Britain told its EU partners on Wednesday that the EU’s treaties were “not fit for purpose” and there must be reform or it would quit the bloc.
In the latest blast of euroskepticism from Conservatives in Britain’s coalition government, British Chancellor of the Exchequer George Osborne said EU treaties had to be changed to protect member states like his own that do not use the euro.
The comments, made at a conference in London on reform of the 28-nation EU, are unlikely to be embraced by integrationists in Brussels, who want Britain to remain in the bloc, but have become irritated by its demands for change.
European Commission President Jose Manuel Barroso accused countries like Britain that have questioned the bloc’s freedom of movement rules of having a “narrow, chauvinistic idea of the protection” of their interests — an indication of how tough London may find it to win allies.
Osborne, a close ally of British Prime Minister David Cameron, said the treaties that governed how the EU was run were “not fit for purpose” and had to be overhauled.
“Proper legal protection for the rights of non-euro members is ... absolutely necessary to preserve the single market and make it possible for Britain to remain in the EU,” he said.
“If we cannot protect the collective interests of non-eurozone member states, then they will have to choose between joining the euro, which the UK will not do, or leaving the EU,” he added.
A drive for closer integration among the 18 countries that use the single currency was straining the EU’s institutional architecture, he said, a situation he said risked “going beyond what was legally possible or politically sustainable.”

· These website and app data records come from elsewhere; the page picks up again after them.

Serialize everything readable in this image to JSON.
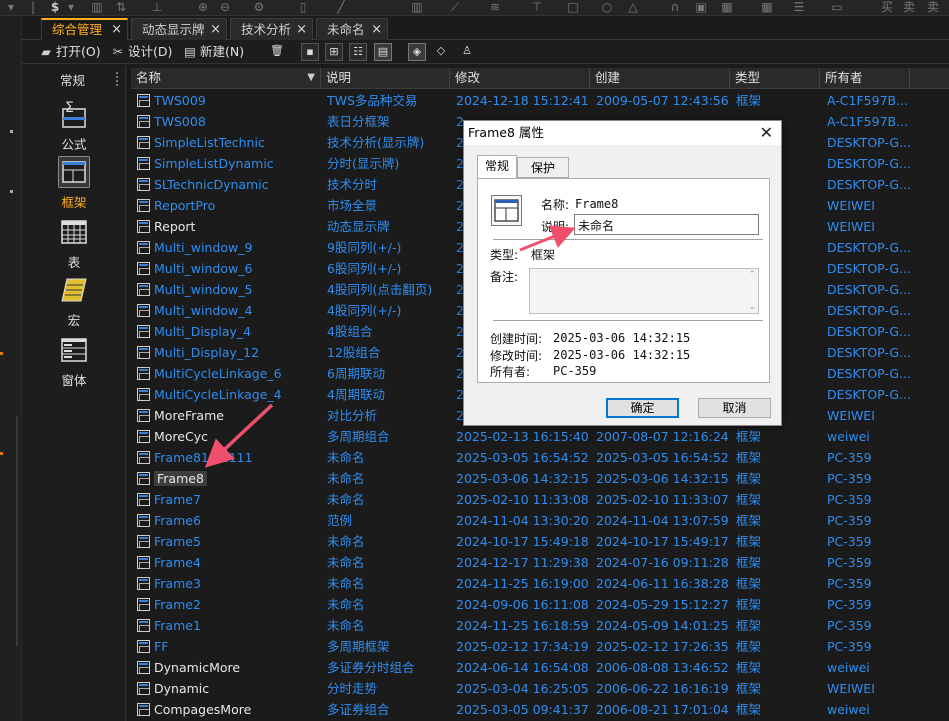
{
  "tabs": [
    {
      "label": "综合管理",
      "active": true
    },
    {
      "label": "动态显示牌",
      "active": false
    },
    {
      "label": "技术分析",
      "active": false
    },
    {
      "label": "未命名",
      "active": false
    }
  ],
  "toolbar": {
    "open_label": "打开(O)",
    "design_label": "设计(D)",
    "new_label": "新建(N)"
  },
  "sidebar": {
    "title": "常规",
    "items": [
      {
        "label": "公式",
        "icon": "formula-icon",
        "selected": false
      },
      {
        "label": "框架",
        "icon": "frame-icon",
        "selected": true
      },
      {
        "label": "表",
        "icon": "table-icon",
        "selected": false
      },
      {
        "label": "宏",
        "icon": "macro-icon",
        "selected": false
      },
      {
        "label": "窗体",
        "icon": "form-icon",
        "selected": false
      }
    ]
  },
  "grid": {
    "columns": [
      "名称",
      "说明",
      "修改",
      "创建",
      "类型",
      "所有者"
    ],
    "rows": [
      {
        "name": "TWS009",
        "desc": "TWS多品种交易",
        "modified": "2024-12-18 15:12:41",
        "created": "2009-05-07 12:43:56",
        "type": "框架",
        "owner": "A-C1F597B...",
        "name_color": "blue"
      },
      {
        "name": "TWS008",
        "desc": "表日分框架",
        "modified": "2",
        "created": "",
        "type": "",
        "owner": "A-C1F597B...",
        "name_color": "blue"
      },
      {
        "name": "SimpleListTechnic",
        "desc": "技术分析(显示牌)",
        "modified": "2",
        "created": "",
        "type": "",
        "owner": "DESKTOP-G...",
        "name_color": "blue"
      },
      {
        "name": "SimpleListDynamic",
        "desc": "分时(显示牌)",
        "modified": "2",
        "created": "",
        "type": "",
        "owner": "DESKTOP-G...",
        "name_color": "blue"
      },
      {
        "name": "SLTechnicDynamic",
        "desc": "技术分时",
        "modified": "2",
        "created": "",
        "type": "",
        "owner": "DESKTOP-G...",
        "name_color": "blue"
      },
      {
        "name": "ReportPro",
        "desc": "市场全景",
        "modified": "2",
        "created": "",
        "type": "",
        "owner": "WEIWEI",
        "name_color": "blue"
      },
      {
        "name": "Report",
        "desc": "动态显示牌",
        "modified": "2",
        "created": "",
        "type": "",
        "owner": "WEIWEI",
        "name_color": "white"
      },
      {
        "name": "Multi_window_9",
        "desc": "9股同列(+/-)",
        "modified": "2",
        "created": "",
        "type": "",
        "owner": "DESKTOP-G...",
        "name_color": "blue"
      },
      {
        "name": "Multi_window_6",
        "desc": "6股同列(+/-)",
        "modified": "2",
        "created": "",
        "type": "",
        "owner": "DESKTOP-G...",
        "name_color": "blue"
      },
      {
        "name": "Multi_window_5",
        "desc": "4股同列(点击翻页)",
        "modified": "2",
        "created": "",
        "type": "",
        "owner": "DESKTOP-G...",
        "name_color": "blue"
      },
      {
        "name": "Multi_window_4",
        "desc": "4股同列(+/-)",
        "modified": "2",
        "created": "",
        "type": "",
        "owner": "DESKTOP-G...",
        "name_color": "blue"
      },
      {
        "name": "Multi_Display_4",
        "desc": "4股组合",
        "modified": "2",
        "created": "",
        "type": "",
        "owner": "DESKTOP-G...",
        "name_color": "blue"
      },
      {
        "name": "Multi_Display_12",
        "desc": "12股组合",
        "modified": "2",
        "created": "",
        "type": "",
        "owner": "DESKTOP-G...",
        "name_color": "blue"
      },
      {
        "name": "MultiCycleLinkage_6",
        "desc": "6周期联动",
        "modified": "2",
        "created": "",
        "type": "",
        "owner": "DESKTOP-G...",
        "name_color": "blue"
      },
      {
        "name": "MultiCycleLinkage_4",
        "desc": "4周期联动",
        "modified": "2",
        "created": "",
        "type": "",
        "owner": "DESKTOP-G...",
        "name_color": "blue"
      },
      {
        "name": "MoreFrame",
        "desc": "对比分析",
        "modified": "2",
        "created": "",
        "type": "",
        "owner": "WEIWEI",
        "name_color": "white"
      },
      {
        "name": "MoreCyc",
        "desc": "多周期组合",
        "modified": "2025-02-13 16:15:40",
        "created": "2007-08-07 12:16:24",
        "type": "框架",
        "owner": "weiwei",
        "name_color": "white"
      },
      {
        "name": "Frame811  1111",
        "desc": "未命名",
        "modified": "2025-03-05 16:54:52",
        "created": "2025-03-05 16:54:52",
        "type": "框架",
        "owner": "PC-359",
        "name_color": "blue"
      },
      {
        "name": "Frame8",
        "desc": "未命名",
        "modified": "2025-03-06 14:32:15",
        "created": "2025-03-06 14:32:15",
        "type": "框架",
        "owner": "PC-359",
        "name_color": "white",
        "highlight": true
      },
      {
        "name": "Frame7",
        "desc": "未命名",
        "modified": "2025-02-10 11:33:08",
        "created": "2025-02-10 11:33:07",
        "type": "框架",
        "owner": "PC-359",
        "name_color": "blue"
      },
      {
        "name": "Frame6",
        "desc": "范例",
        "modified": "2024-11-04 13:30:20",
        "created": "2024-11-04 13:07:59",
        "type": "框架",
        "owner": "PC-359",
        "name_color": "blue"
      },
      {
        "name": "Frame5",
        "desc": "未命名",
        "modified": "2024-10-17 15:49:18",
        "created": "2024-10-17 15:49:17",
        "type": "框架",
        "owner": "PC-359",
        "name_color": "blue"
      },
      {
        "name": "Frame4",
        "desc": "未命名",
        "modified": "2024-12-17 11:29:38",
        "created": "2024-07-16 09:11:28",
        "type": "框架",
        "owner": "PC-359",
        "name_color": "blue"
      },
      {
        "name": "Frame3",
        "desc": "未命名",
        "modified": "2024-11-25 16:19:00",
        "created": "2024-06-11 16:38:28",
        "type": "框架",
        "owner": "PC-359",
        "name_color": "blue"
      },
      {
        "name": "Frame2",
        "desc": "未命名",
        "modified": "2024-09-06 16:11:08",
        "created": "2024-05-29 15:12:27",
        "type": "框架",
        "owner": "PC-359",
        "name_color": "blue"
      },
      {
        "name": "Frame1",
        "desc": "未命名",
        "modified": "2024-11-25 16:18:59",
        "created": "2024-05-09 14:01:25",
        "type": "框架",
        "owner": "PC-359",
        "name_color": "blue"
      },
      {
        "name": "FF",
        "desc": "多周期框架",
        "modified": "2025-02-12 17:34:19",
        "created": "2025-02-12 17:26:35",
        "type": "框架",
        "owner": "PC-359",
        "name_color": "blue"
      },
      {
        "name": "DynamicMore",
        "desc": "多证券分时组合",
        "modified": "2024-06-14 16:54:08",
        "created": "2006-08-08 13:46:52",
        "type": "框架",
        "owner": "weiwei",
        "name_color": "white"
      },
      {
        "name": "Dynamic",
        "desc": "分时走势",
        "modified": "2025-03-04 16:25:05",
        "created": "2006-06-22 16:16:19",
        "type": "框架",
        "owner": "WEIWEI",
        "name_color": "white"
      },
      {
        "name": "CompagesMore",
        "desc": "多证券组合",
        "modified": "2025-03-05 09:41:37",
        "created": "2006-08-21 17:01:04",
        "type": "框架",
        "owner": "weiwei",
        "name_color": "white"
      }
    ]
  },
  "dialog": {
    "title": "Frame8 属性",
    "tabs": [
      "常规",
      "保护"
    ],
    "name_label": "名称:",
    "name_value": "Frame8",
    "desc_label": "说明:",
    "desc_value": "未命名",
    "type_label": "类型:",
    "type_value": "框架",
    "note_label": "备注:",
    "created_label": "创建时间:",
    "created_value": "2025-03-06 14:32:15",
    "modified_label": "修改时间:",
    "modified_value": "2025-03-06 14:32:15",
    "owner_label": "所有者:",
    "owner_value": "PC-359",
    "ok_label": "确定",
    "cancel_label": "取消"
  },
  "colors": {
    "accent": "#ffae1a",
    "link_blue": "#2f8df0",
    "annotation_arrow": "#f0506e"
  }
}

Britain’s Conservatives have long been skeptical about European integration. However, their rhetoric is becoming stronger as they face a challenge in May’s European Parliament elections and beyond from the UK Independence Party, a primarily right-wing group that wants Britain to leave the EU.
Cameron has promised that if he is re-elected next year he will try to renegotiate Britain’s EU ties before offering Britons an in/out referendum on membership.
The pledge, made last year, was partly designed to pacify his party’s lawmakers, whose vocal desire to leave the EU or radically dilute its influence over British life risked tearing the party apart and undermining Cameron.
It was a strategy that worked for a while, but the same euroskeptics have now begun to demand Cameron do more to counter what they see as the EU’s pernicious influence.
In comments that looked designed to placate them, Osborne said he and Cameron were determined to make good on their EU promises.
“Our determination is clear: To deliver the reform and then let the people decide,” he said.
“It is the ‘status quo’ which condemns the people of Europe to an ongoing economic crisis and continuing decline. And so there is a simple choice for Europe: reform or decline,” he added.
He reeled off a list of EU financial-market policies which he said Britain was challenging at the European Court of Justice, saying he was constantly forced to fight off damaging EU regulation of the sector.
Many polls have shown a slim majority of Britons — disenchanted with the EU’s red tape and what they view as its overbearing intervention in their everyday lives — would vote to leave the EU if given the chance.
Both pro and anti-EU groups agree any referendum would be close.
The Conservatives have not disclosed all the areas they want to reform, but the general thrust of their demand is that they want Britain and other member states to repatriate powers in policy areas such as immigration and social security.
European Commission Vice-President for Economic and Monetary Affairs Olli Rehn told reporters in Beijing, where he met senior Chinese leaders on yesterday, that he was ready to work with Osborne on EU reform.
“It is very important that the UK is an active partner of the European Union. It is better to focus on reform than repatriation [of powers],” he said.